This weekend was rohatsu sesshin, which is usually a longer 4- or 5-day sesshin but this year was reduced to just a day and a half.  Anyone familiar with sesshins knows you can’t get a whole lot (not)done in just a day and a half.  But I tried.  And at first, it looked like I’d be proving the rule…but in retrospect I believe the time was a lot better spent than I thought.

Last sesshin, in October, was much longer (4 days) and I was able to really “polish the mirror” with great effort, to the point that I was really able to experience that “snow in a silver bowl” sort of clarity of vision.  It’s startling…the precision of that clarity of mind.  Everything takes on such a knife-edged exactness.  But it doesn’t last…well, at least not for me, not yet.

This sesshin started with makyo, almost immediately — as soon as I’d got my brain calmed down enough to stop complaining and focus a little, the makyo came on with a fury.  I’ve had powerful makyo before…hell, I’ve had full-on all-senses hallucinations.  These weren’t that strong.  But they were crystal-clear, high-definition, deeply-detailed, and fully observable (meaning I could look around at the details before the makyo faded).  And, most importantly, they were creative, and by that I mean that each makyo seemed to stand by itself apart from my personal history instead of being just a rehashed memory (my makyo are usually just that…rehashed memories). 

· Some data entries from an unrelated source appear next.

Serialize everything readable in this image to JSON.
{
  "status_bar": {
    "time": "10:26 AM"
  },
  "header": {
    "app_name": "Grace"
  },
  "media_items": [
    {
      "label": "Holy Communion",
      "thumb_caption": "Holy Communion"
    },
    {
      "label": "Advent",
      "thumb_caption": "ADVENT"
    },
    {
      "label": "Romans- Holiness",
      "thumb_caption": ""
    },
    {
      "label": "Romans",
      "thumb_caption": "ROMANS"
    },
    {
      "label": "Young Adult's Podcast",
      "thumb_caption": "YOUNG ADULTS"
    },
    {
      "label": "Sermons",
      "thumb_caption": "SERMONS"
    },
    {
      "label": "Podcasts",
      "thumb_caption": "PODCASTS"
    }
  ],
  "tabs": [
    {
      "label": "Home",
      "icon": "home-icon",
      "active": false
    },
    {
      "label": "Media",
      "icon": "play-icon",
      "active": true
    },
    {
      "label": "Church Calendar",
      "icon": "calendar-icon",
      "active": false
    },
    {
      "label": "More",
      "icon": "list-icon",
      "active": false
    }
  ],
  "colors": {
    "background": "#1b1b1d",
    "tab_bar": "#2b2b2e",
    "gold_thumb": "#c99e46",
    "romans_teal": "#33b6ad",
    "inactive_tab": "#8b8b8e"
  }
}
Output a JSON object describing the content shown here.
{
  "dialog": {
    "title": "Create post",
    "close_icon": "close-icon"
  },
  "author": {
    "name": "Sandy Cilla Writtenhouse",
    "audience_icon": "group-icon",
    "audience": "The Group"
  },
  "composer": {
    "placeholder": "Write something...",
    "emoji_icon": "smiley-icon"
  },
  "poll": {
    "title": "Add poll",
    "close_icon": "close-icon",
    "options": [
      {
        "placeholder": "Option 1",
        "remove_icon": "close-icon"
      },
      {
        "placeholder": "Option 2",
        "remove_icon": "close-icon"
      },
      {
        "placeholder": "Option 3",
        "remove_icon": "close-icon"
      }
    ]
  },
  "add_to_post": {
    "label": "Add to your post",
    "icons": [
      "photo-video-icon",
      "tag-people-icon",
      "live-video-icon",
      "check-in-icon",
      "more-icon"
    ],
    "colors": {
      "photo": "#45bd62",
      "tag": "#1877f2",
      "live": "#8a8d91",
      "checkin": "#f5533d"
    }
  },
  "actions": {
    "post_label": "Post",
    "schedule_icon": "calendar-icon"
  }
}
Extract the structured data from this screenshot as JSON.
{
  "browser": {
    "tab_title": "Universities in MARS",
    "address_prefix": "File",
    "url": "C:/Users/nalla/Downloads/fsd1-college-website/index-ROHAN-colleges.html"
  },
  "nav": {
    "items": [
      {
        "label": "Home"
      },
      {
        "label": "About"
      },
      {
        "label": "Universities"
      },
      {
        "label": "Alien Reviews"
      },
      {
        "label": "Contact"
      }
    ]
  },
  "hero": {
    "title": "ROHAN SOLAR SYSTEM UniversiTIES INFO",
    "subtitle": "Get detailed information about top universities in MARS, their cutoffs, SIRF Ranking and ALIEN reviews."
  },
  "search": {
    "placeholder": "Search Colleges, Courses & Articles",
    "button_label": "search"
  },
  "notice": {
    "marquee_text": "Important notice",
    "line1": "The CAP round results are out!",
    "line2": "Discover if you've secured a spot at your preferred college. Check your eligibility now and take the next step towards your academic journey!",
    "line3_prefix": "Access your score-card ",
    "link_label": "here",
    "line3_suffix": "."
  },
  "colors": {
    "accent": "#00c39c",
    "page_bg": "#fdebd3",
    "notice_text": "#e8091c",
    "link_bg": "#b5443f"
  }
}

It occurs to me now that some of the realizations from October’s sesshin were powering the makyo in December’s sesshin.  That same clarity of vision was definitely there, as well as that shimmering snow-in-silver quality of light.  Either my brain is reusing the imagery…or my brain is learning how to get into that space quicker than I am willing to let go.  I believe it’s the latter, because when I engaged with these “bright makyo”, they turned to shit (meaning, the brightness dulled and their mind-essence returned).  As long as I was just observing them, they persisted…but as soon as I engaged with them, tried to reason about them, tried to investigate them, they turned to shit (or, rather, the clarity became obscured by my self-centered mind).  I can’t think of better proof of the obscuring qualities of the ego than this phenomenon of the bright makyo.